Old money and the nouveau rich both have their place on the list of the world's billionaires.
The world's oldest billionaire David Rockefeller died on Monday (March 20) at his home in Pocantico Hills, New York. He was 101.
At the other end of the age spectrum is 20-year-old Alexandra Andresen, who became a billionaire last year after her father transferred control of their family's investment company to her and her sister.
Here's a look at some of the world's oldest - and youngest - billionaire fortunes:
OLD AND RICH
1. Maria Franca Fissolo, 99
A lifetime spent in close contact with sweets has not prevented Italian Fissolo, worth US$25.2 billion (S$35.2 billion), from living to a ripe old age.
Her father-in-law Pietro Ferrero created the spread now known as Nutella and founded the Ferrero Group, the company behind Ferrero Rocher and Kinder chocolates.
Fissolo married her late husband Michele in 1962, with whom she had two sons - Giovanni and Pietro. Giovanni is the current head of the Ferrero Group.
2. Henry Hillman, 98
Worth an estimated US$2.6 billion according to Forbes magazine, the American has devoted much of his twilight years to the charity foundation bearing his name.
Hillman made his money in real estate, private equity and venture capital.
Fun fact: He was born on Christmas Day, 1918.
3. Teo Woon Tiong, 98
Local shipping magnate Teo, who is also known as YC Chang, founded Pacific International Lines (PIL) in 1967.
Mr Teo sailed cargo on Chinese junks between Malacca and Indonesia before starting his company, and once lost his fortune to a pirate attack.
He is now worth an estimated US$1.7 billion.
4. Anne Cox Chambers, 97
Only 227 of the 2043 people who made Forbes' 2017 billionaire list are women, but Anne Cox Chambers joins Maria Fissolo as the second woman on the oldest billionaires list, proving again the well-established fact: women enjoy a higher life expectancy than men, even among billionaires who can afford the very best of healthcare.
Chambers, worth some US$17 billion, is the surviving daughter of Cox Enterprises founder James Cox. Now a massive conglomerate, Cox Enterprises has interests in the automobile and media industries.
5. Aloysio de Andrade Faria, 96
Faria, worth US$2.4 billion, is a Brazilian banker who transformed his family's bank into one of the largest in Brazil. While his conglomerate Banco Alfa today runs the gamut from finance to palm oil production to hotels, Faria was actually trained as a paediatrician in his youth.
He is also known to be an extremely private individual.
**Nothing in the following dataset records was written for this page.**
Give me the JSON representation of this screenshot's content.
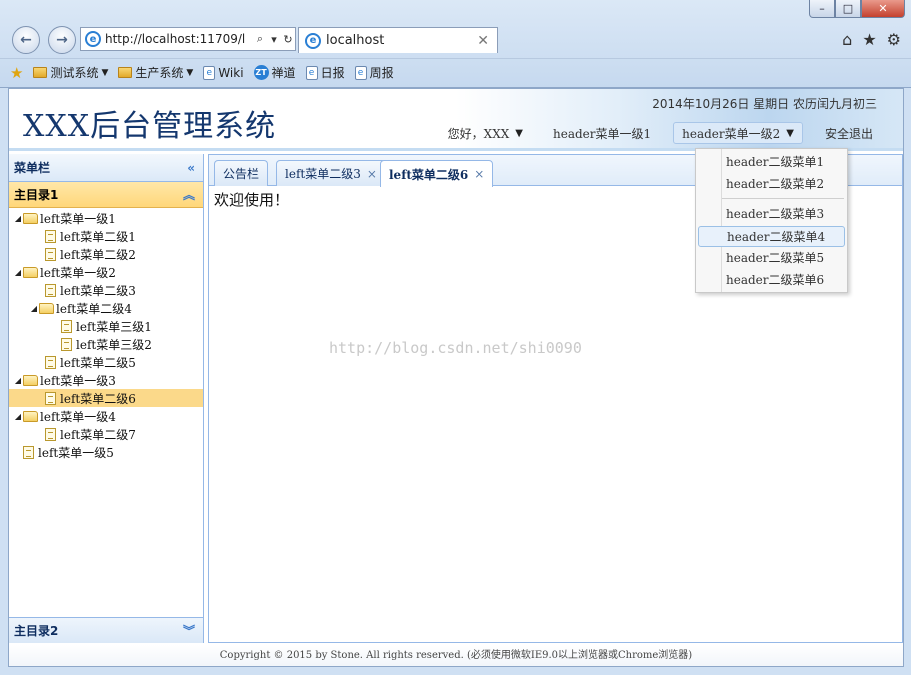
{
  "browser": {
    "address": "http://localhost:11709/l",
    "tab_title": "localhost",
    "favorites": [
      {
        "label": "测试系统",
        "type": "folder",
        "dropdown": true
      },
      {
        "label": "生产系统",
        "type": "folder",
        "dropdown": true
      },
      {
        "label": "Wiki",
        "type": "page"
      },
      {
        "label": "禅道",
        "type": "zt"
      },
      {
        "label": "日报",
        "type": "page"
      },
      {
        "label": "周报",
        "type": "page"
      }
    ]
  },
  "header": {
    "logo": "XXX后台管理系统",
    "date": "2014年10月26日 星期日 农历闰九月初三",
    "user_greeting": "您好，XXX",
    "menu1": "header菜单一级1",
    "menu2": "header菜单一级2",
    "logout": "安全退出"
  },
  "dropdown": {
    "items": [
      "header二级菜单1",
      "header二级菜单2",
      "header二级菜单3",
      "header二级菜单4",
      "header二级菜单5",
      "header二级菜单6"
    ],
    "hovered_index": 3
  },
  "sidebar": {
    "title": "菜单栏",
    "section1": "主目录1",
    "section2": "主目录2",
    "tree": [
      {
        "label": "left菜单一级1",
        "level": 0,
        "kind": "folder",
        "expanded": true
      },
      {
        "label": "left菜单二级1",
        "level": 1,
        "kind": "file"
      },
      {
        "label": "left菜单二级2",
        "level": 1,
        "kind": "file"
      },
      {
        "label": "left菜单一级2",
        "level": 0,
        "kind": "folder",
        "expanded": true
      },
      {
        "label": "left菜单二级3",
        "level": 1,
        "kind": "file"
      },
      {
        "label": "left菜单二级4",
        "level": 1,
        "kind": "folder",
        "expanded": true
      },
      {
        "label": "left菜单三级1",
        "level": 2,
        "kind": "file"
      },
      {
        "label": "left菜单三级2",
        "level": 2,
        "kind": "file"
      },
      {
        "label": "left菜单二级5",
        "level": 1,
        "kind": "file"
      },
      {
        "label": "left菜单一级3",
        "level": 0,
        "kind": "folder",
        "expanded": true
      },
      {
        "label": "left菜单二级6",
        "level": 1,
        "kind": "file",
        "selected": true
      },
      {
        "label": "left菜单一级4",
        "level": 0,
        "kind": "folder",
        "expanded": true
      },
      {
        "label": "left菜单二级7",
        "level": 1,
        "kind": "file"
      },
      {
        "label": "left菜单一级5",
        "level": 0,
        "kind": "file"
      }
    ]
  },
  "tabs": [
    {
      "label": "公告栏",
      "closable": false
    },
    {
      "label": "left菜单二级3",
      "closable": true
    },
    {
      "label": "left菜单二级6",
      "closable": true,
      "active": true
    }
  ],
  "content": {
    "welcome": "欢迎使用！",
    "watermark": "http://blog.csdn.net/shi0090"
  },
  "footer": "Copyright © 2015 by Stone. All rights reserved. (必须使用微软IE9.0以上浏览器或Chrome浏览器)"
}
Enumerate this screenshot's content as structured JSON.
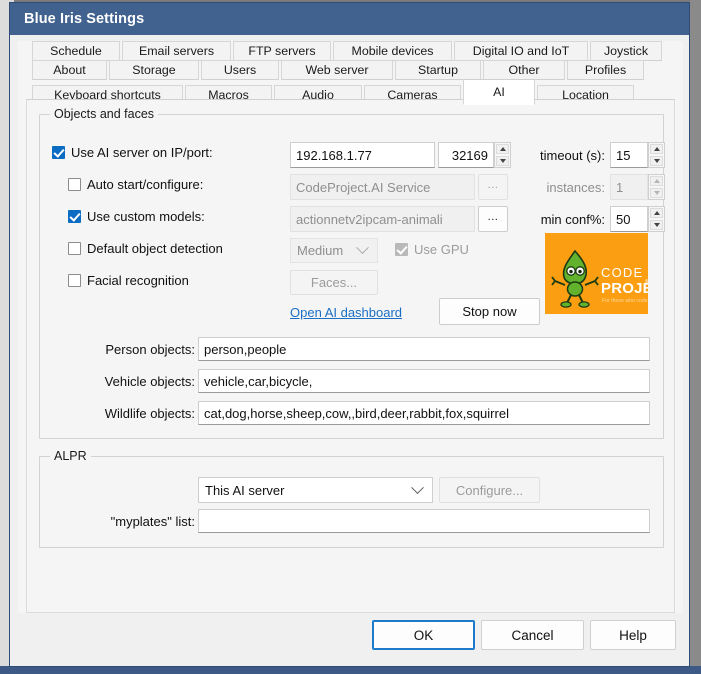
{
  "window": {
    "title": "Blue Iris Settings"
  },
  "tabs": {
    "row1": [
      {
        "label": "Schedule",
        "active": false
      },
      {
        "label": "Email servers",
        "active": false
      },
      {
        "label": "FTP servers",
        "active": false
      },
      {
        "label": "Mobile devices",
        "active": false
      },
      {
        "label": "Digital IO and IoT",
        "active": false
      },
      {
        "label": "Joystick",
        "active": false
      }
    ],
    "row2": [
      {
        "label": "About",
        "active": false
      },
      {
        "label": "Storage",
        "active": false
      },
      {
        "label": "Users",
        "active": false
      },
      {
        "label": "Web server",
        "active": false
      },
      {
        "label": "Startup",
        "active": false
      },
      {
        "label": "Other",
        "active": false
      },
      {
        "label": "Profiles",
        "active": false
      }
    ],
    "row3": [
      {
        "label": "Keyboard shortcuts",
        "active": false
      },
      {
        "label": "Macros",
        "active": false
      },
      {
        "label": "Audio",
        "active": false
      },
      {
        "label": "Cameras",
        "active": false
      },
      {
        "label": "AI",
        "active": true
      },
      {
        "label": "Location",
        "active": false
      }
    ]
  },
  "objects_group": {
    "legend": "Objects and faces",
    "use_ai_server": {
      "label": "Use AI server on IP/port:",
      "checked": true,
      "ip_value": "192.168.1.77",
      "port_value": "32169"
    },
    "auto_start": {
      "label": "Auto start/configure:",
      "checked": false,
      "service_value": "CodeProject.AI Service",
      "browse_label": "..."
    },
    "custom_models": {
      "label": "Use custom models:",
      "checked": true,
      "models_value": "actionnetv2ipcam-animali",
      "browse_label": "..."
    },
    "default_detection": {
      "label": "Default object detection",
      "checked": false,
      "size_value": "Medium"
    },
    "facial_recognition": {
      "label": "Facial recognition",
      "checked": false,
      "faces_label": "Faces..."
    },
    "use_gpu": {
      "label": "Use GPU",
      "checked": true
    },
    "timeout": {
      "label": "timeout (s):",
      "value": "15"
    },
    "instances": {
      "label": "instances:",
      "value": "1"
    },
    "min_conf": {
      "label": "min conf%:",
      "value": "50"
    },
    "dashboard_link": "Open AI dashboard",
    "stop_now_label": "Stop now",
    "logo": {
      "line1": "CODE",
      "line2": "PROJECT",
      "tagline": "For those who code",
      "background": "#fb9e11",
      "mascot_color": "#63b22e"
    },
    "person_objects": {
      "label": "Person objects:",
      "value": "person,people"
    },
    "vehicle_objects": {
      "label": "Vehicle objects:",
      "value": "vehicle,car,bicycle,"
    },
    "wildlife_objects": {
      "label": "Wildlife objects:",
      "value": "cat,dog,horse,sheep,cow,,bird,deer,rabbit,fox,squirrel"
    }
  },
  "alpr_group": {
    "legend": "ALPR",
    "server_value": "This AI server",
    "configure_label": "Configure...",
    "myplates": {
      "label": "\"myplates\" list:",
      "value": ""
    }
  },
  "footer": {
    "ok_label": "OK",
    "cancel_label": "Cancel",
    "help_label": "Help"
  },
  "colors": {
    "titlebar": "#41618f",
    "accent_checkbox": "#0b6cc4",
    "link": "#1a6fc4",
    "logo_orange": "#fb9e11"
  }
}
1. Alexandra Andresen, 20 and Katharina Andresen, 21
The Andresen sisters are clear outliers in a group that overwhelmingly features individuals who are male and over 60 years old.
Among women billionaires under the age of 40 however, Alexandra and Katharina are fairly typical in having inherited their money (both are worth US$1.2 billion each). According to Forbes, only one of 14 women billionaires aged 40 or younger made her own fortune: Chinese gas distribution billionaire Zhou Yifeng.
2. Gustav Magnar Witzoe, 23
Gustav Magnar owns 47 per cent of Norwegian salmon giant Salmar ASA's equity, a gift to him from his father (also called Gustav) in 2013.
The younger Witzoe is worth US$1.5 billion, but isn't content to just take over the family business from his father - he's also trying to make his own mark in real estate and as a tech start-up investor, according to Forbes.
3. John Collison, 26
Irishman Collison (worth US$1.1 billion) is the world's youngest self-made billionaire. Co-founder of online payment processing company Stripe along with his brother Patrick, the pair hatched the idea for the company while John was still an undergraduate studying physics at Harvard.
4. Evan Spiegel, 26
Unlike Mark Zuckerberg and Facebook, Spiegel is considerably less well-known than the social media platform he created: Snapchat.
But that's perfectly fine, because Spiegel is now worth $4.5 billion, and also became the youngest public company CEO when Snap Inc began trading earlier this month.
5. Ludwig Theodor Braun, 27
Ludwig (worth US$1.1 billion) is the youngest scion of the family that gives its name to and runs medical and pharmaceutical device giant B. Braun Melsungen AG.
Most people will know of the German company, family-run since it was founded in 1839, from its Oral-B line of electric toothbrushes.